TORONTO—Chronic use of 5-alpha-reductase inhibitors is associated with mild decreases in sperm count and semen volume, but these recover when men stop taking the drugs, according to data presented here at The Endocrine Society’s annual meeting (ENDO 07).
The effect on fertility is unknown, but use of these drugs should be evaluated when treating men with unexplained oligospermia, researchers say.
They conducted a randomized, double-blind, placebo-controlled study in 99 healthy men with a mean age of 35 years (range 18-52 years). The men were randomized to treatment with either dutasteride 0.5 mg (33 subjects), finasteride 5 mg (34 subjects), or placebo (32 subjects). Twenty-three men withdrew from the study; 29 men in the dutasteride group, 22 in the finasteride group, and 25 in the placebo group completed the 52-week treatment phase of the study.
All the men provided semen samples in triplicate over two weeks during the baseline phase before drug administration, and again after 26 and 52 weeks of treatment.
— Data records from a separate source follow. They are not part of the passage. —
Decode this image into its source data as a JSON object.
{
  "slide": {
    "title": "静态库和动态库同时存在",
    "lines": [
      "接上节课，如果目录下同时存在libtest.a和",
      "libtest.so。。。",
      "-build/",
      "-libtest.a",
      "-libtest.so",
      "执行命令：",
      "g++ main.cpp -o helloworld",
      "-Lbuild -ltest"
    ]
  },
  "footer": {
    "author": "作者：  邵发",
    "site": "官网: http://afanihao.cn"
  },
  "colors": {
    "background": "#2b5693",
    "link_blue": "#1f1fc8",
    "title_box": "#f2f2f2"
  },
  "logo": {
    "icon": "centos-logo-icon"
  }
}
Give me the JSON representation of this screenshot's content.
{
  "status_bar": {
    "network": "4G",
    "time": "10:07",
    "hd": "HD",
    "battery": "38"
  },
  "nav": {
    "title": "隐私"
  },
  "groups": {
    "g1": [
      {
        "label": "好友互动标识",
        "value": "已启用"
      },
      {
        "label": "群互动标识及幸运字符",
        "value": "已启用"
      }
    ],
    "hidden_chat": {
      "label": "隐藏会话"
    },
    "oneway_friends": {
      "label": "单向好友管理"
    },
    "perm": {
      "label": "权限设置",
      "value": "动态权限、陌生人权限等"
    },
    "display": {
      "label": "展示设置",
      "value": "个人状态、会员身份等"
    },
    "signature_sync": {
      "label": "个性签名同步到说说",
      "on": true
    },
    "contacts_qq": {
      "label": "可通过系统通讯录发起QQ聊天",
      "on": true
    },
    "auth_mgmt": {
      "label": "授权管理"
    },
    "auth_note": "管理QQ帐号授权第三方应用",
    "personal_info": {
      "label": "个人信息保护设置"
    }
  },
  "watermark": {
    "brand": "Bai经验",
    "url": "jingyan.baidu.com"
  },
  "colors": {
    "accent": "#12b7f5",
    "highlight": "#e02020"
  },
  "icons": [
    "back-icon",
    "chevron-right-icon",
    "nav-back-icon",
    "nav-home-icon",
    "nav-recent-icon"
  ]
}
Samples were also collected 24 weeks after treatment ended.
Total sperm counts decreased by 28.6% and 34.3% in the dutasteride and finasteride groups, respectively, at week 26, and by 24.9% and 16.2% at week 52 compared with the placebo arm. Semen volume decreased by 24% and 21.1% in the dutasteride and finasteride groups, respectively, at week 26 and by 29.7% and 14.5% at week 52. Semen concentration decreased by 12.9% and 21.5% in the dutasteride and finasteride groups at week 26 but only 3.2% and 7.4% at week 52, according to investigators.
In addition, sperm motility was significantly reduced in both groups by 6%-12%. Sperm morphology was unaffected in both groups.
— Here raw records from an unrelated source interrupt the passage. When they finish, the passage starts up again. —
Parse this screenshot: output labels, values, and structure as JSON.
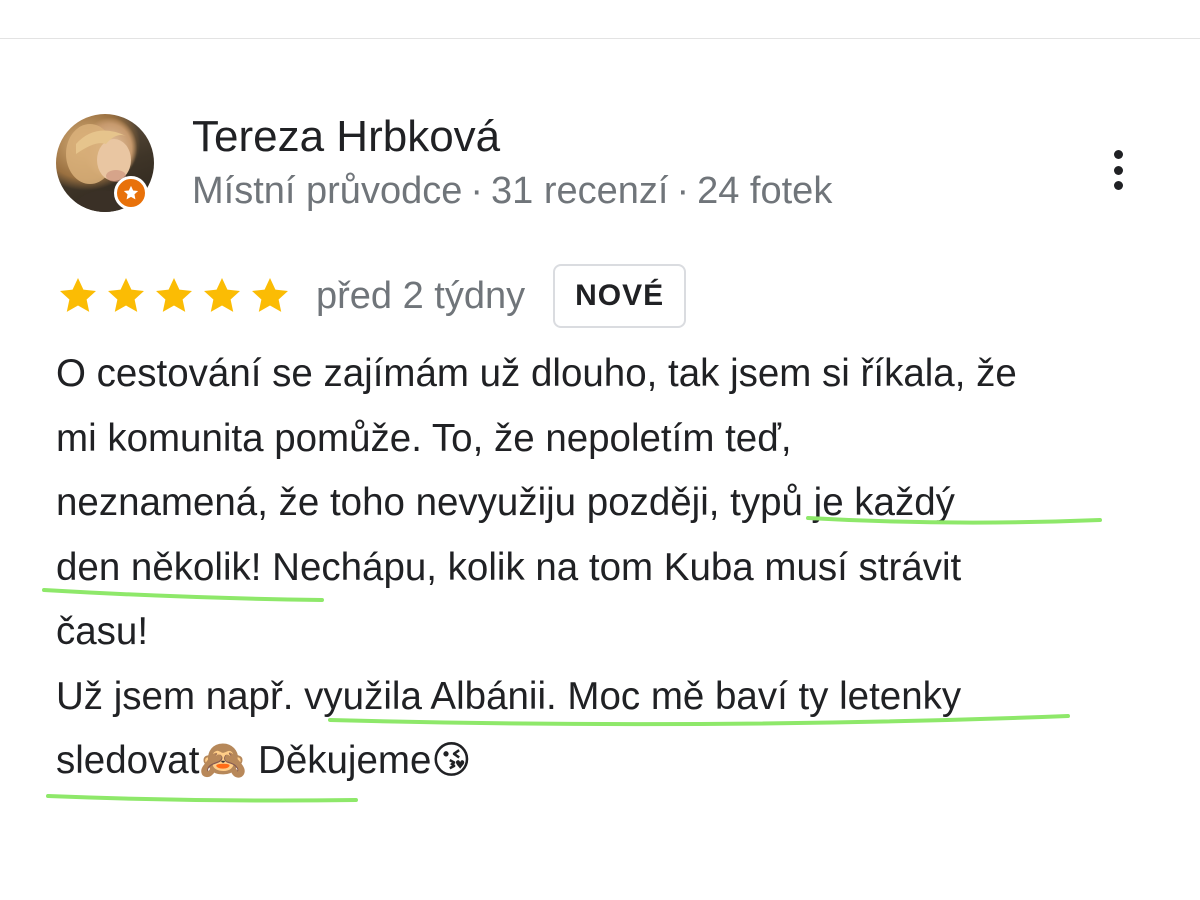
{
  "review": {
    "reviewer": {
      "name": "Tereza Hrbková",
      "badge_icon": "local-guide-star-icon",
      "meta": {
        "role": "Místní průvodce",
        "reviews": "31 recenzí",
        "photos": "24 fotek",
        "separator": "·"
      }
    },
    "rating": 5,
    "time": "před 2 týdny",
    "new_label": "NOVÉ",
    "text_lines": [
      "O cestování se zajímám už dlouho, tak jsem si říkala, že",
      "mi komunita pomůže. To, že nepoletím teď,",
      "neznamená, že toho nevyužiju později, typů je každý",
      "den několik! Nechápu, kolik na tom Kuba musí strávit",
      "času!",
      "Už jsem např. využila Albánii. Moc mě baví ty letenky",
      "sledovat🙈 Děkujeme😘"
    ]
  },
  "colors": {
    "star": "#fbbc04",
    "badge": "#e8710a",
    "highlight": "#8ee86a",
    "meta_text": "#70757a",
    "main_text": "#202124"
  },
  "icons": {
    "more": "more-vert-icon",
    "star": "star-icon"
  }
}
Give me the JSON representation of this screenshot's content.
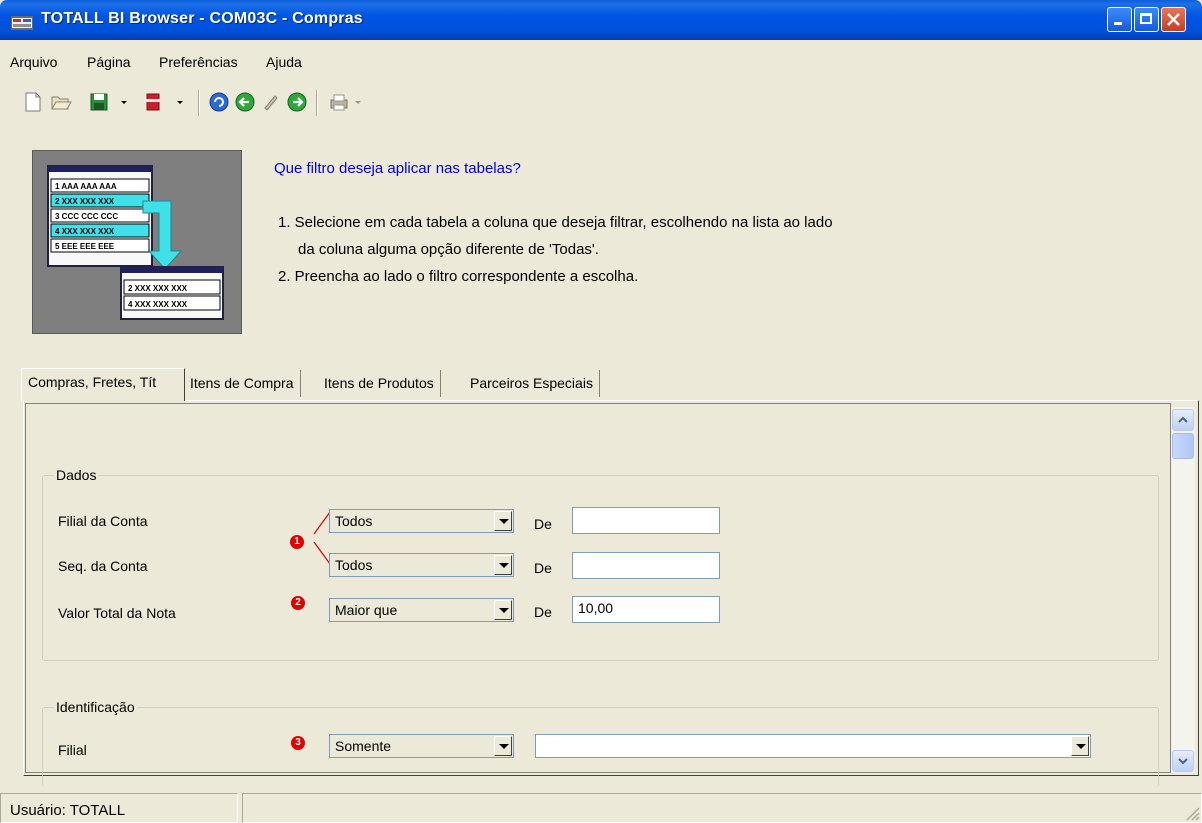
{
  "window": {
    "title": "TOTALL BI Browser - COM03C - Compras"
  },
  "menu": [
    {
      "label": "Arquivo"
    },
    {
      "label": "Página"
    },
    {
      "label": "Preferências"
    },
    {
      "label": "Ajuda"
    }
  ],
  "toolbar": {
    "icons": [
      "new-icon",
      "open-icon",
      "save-icon",
      "dropdown-icon",
      "bookmark-icon",
      "dropdown-icon",
      "refresh-icon",
      "back-icon",
      "edit-icon",
      "forward-icon",
      "print-icon",
      "dropdown-icon"
    ]
  },
  "header": {
    "prompt": "Que filtro deseja aplicar nas tabelas?",
    "step1_line1": "1. Selecione em cada tabela a coluna que deseja filtrar, escolhendo na lista ao lado",
    "step1_line2": "da coluna alguma opção diferente de 'Todas'.",
    "step2": "2. Preencha ao lado o filtro correspondente a escolha.",
    "illustration": {
      "rows_top": [
        "1  AAA AAA AAA",
        "2  XXX XXX XXX",
        "3  CCC CCC CCC",
        "4  XXX XXX XXX",
        "5  EEE EEE EEE"
      ],
      "rows_bottom": [
        "2  XXX XXX XXX",
        "4  XXX XXX XXX"
      ]
    }
  },
  "tabs": [
    {
      "label": "Compras, Fretes, Tít"
    },
    {
      "label": "Itens de Compra"
    },
    {
      "label": "Itens de Produtos"
    },
    {
      "label": "Parceiros Especiais"
    }
  ],
  "groups": {
    "dados": {
      "legend": "Dados",
      "rows": [
        {
          "label": "Filial da Conta",
          "operator": "Todos",
          "de_label": "De",
          "value": ""
        },
        {
          "label": "Seq. da Conta",
          "operator": "Todos",
          "de_label": "De",
          "value": ""
        },
        {
          "label": "Valor Total da Nota",
          "operator": "Maior que",
          "de_label": "De",
          "value": "10,00"
        }
      ]
    },
    "identificacao": {
      "legend": "Identificação",
      "rows": [
        {
          "label": "Filial",
          "operator": "Somente",
          "value": ""
        }
      ]
    }
  },
  "callouts": [
    "1",
    "2",
    "3"
  ],
  "status": {
    "user": "Usuário: TOTALL"
  },
  "colors": {
    "titlebar": "#0054e3",
    "prompt_text": "#0000e0",
    "callout": "#e00000",
    "window_bg": "#ece9d8"
  }
}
Investigator John Armory, MD, associate professor of medicine at the University of Washington in Seattle, pointed out that three men (5%) had decreases in their total sperm concentrations that were low enough for them to be at increased risk of infertility.
“For most men, these drugs are safe in terms of sperm production and are not associated with any increased risk of infertility, but for a small subset of men there were significant decreases in sperm concentrations,” Dr. Armory said.
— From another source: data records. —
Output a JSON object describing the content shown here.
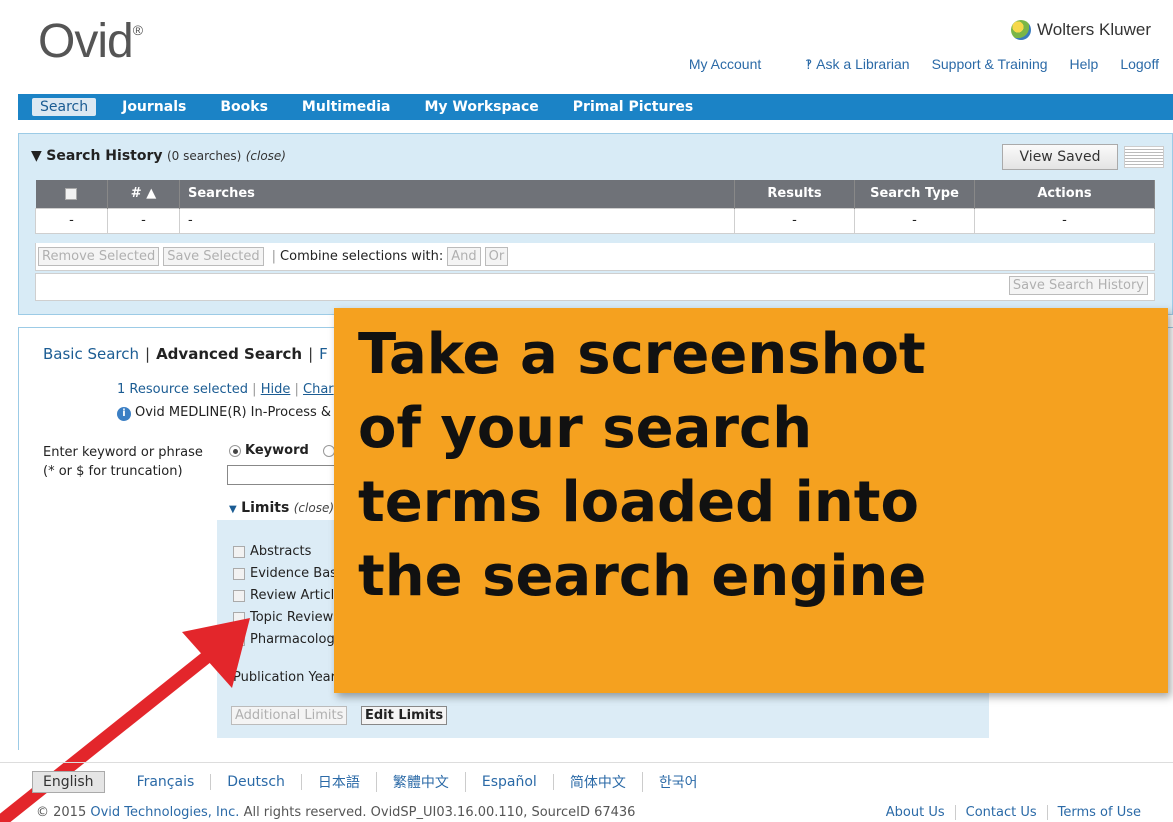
{
  "header": {
    "logo": "Ovid",
    "logo_mark": "®",
    "brand": "Wolters Kluwer",
    "links": {
      "my_account": "My Account",
      "ask_librarian": "Ask a Librarian",
      "support": "Support & Training",
      "help": "Help",
      "logoff": "Logoff"
    }
  },
  "nav": [
    "Search",
    "Journals",
    "Books",
    "Multimedia",
    "My Workspace",
    "Primal Pictures"
  ],
  "history": {
    "title": "Search History",
    "count": "(0 searches)",
    "close": "(close)",
    "view_saved": "View Saved",
    "columns": {
      "num": "# ▲",
      "searches": "Searches",
      "results": "Results",
      "type": "Search Type",
      "actions": "Actions"
    },
    "empty_row": {
      "check": "-",
      "num": "-",
      "searches": "-",
      "results": "-",
      "type": "-",
      "actions": "-"
    },
    "remove_selected": "Remove Selected",
    "save_selected": "Save Selected",
    "combine": "Combine selections with:",
    "and": "And",
    "or": "Or",
    "save_history": "Save Search History"
  },
  "search": {
    "tabs": {
      "basic": "Basic Search",
      "advanced": "Advanced Search",
      "partial": "F"
    },
    "resource": {
      "selected": "1 Resource selected",
      "hide": "Hide",
      "change": "Char"
    },
    "database": "Ovid MEDLINE(R) In-Process &",
    "kw_label_1": "Enter keyword or phrase",
    "kw_label_2": "(* or $ for truncation)",
    "keyword": "Keyword",
    "limits": "Limits",
    "limits_close": "(close)",
    "limit_items": [
      "Abstracts",
      "Evidence Bas",
      "Review Articl",
      "Topic Review",
      "Pharmacologi"
    ],
    "pub_year": "Publication Year",
    "additional_limits": "Additional Limits",
    "edit_limits": "Edit Limits"
  },
  "overlay": {
    "text": "Take a screenshot\nof your search\nterms loaded into\nthe search engine",
    "color": "#f5a11f"
  },
  "arrow_color": "#e3262b",
  "footer": {
    "languages": [
      "English",
      "Français",
      "Deutsch",
      "日本語",
      "繁體中文",
      "Español",
      "简体中文",
      "한국어"
    ],
    "copyright_pre": "© 2015",
    "copyright_link": "Ovid Technologies, Inc.",
    "copyright_post": "All rights reserved.   OvidSP_UI03.16.00.110, SourceID 67436",
    "links": [
      "About Us",
      "Contact Us",
      "Terms of Use"
    ]
  }
}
All men in the treatment arms showed partial or nearly complete recovery in their semen parameters after drug discontinuation.
“If a practicing urologist is seeing someone with a low sperm count and he is on one of these medications, then he may want to consider stopping the medicine to see if the sperm counts improve,” Dr. Armory advised.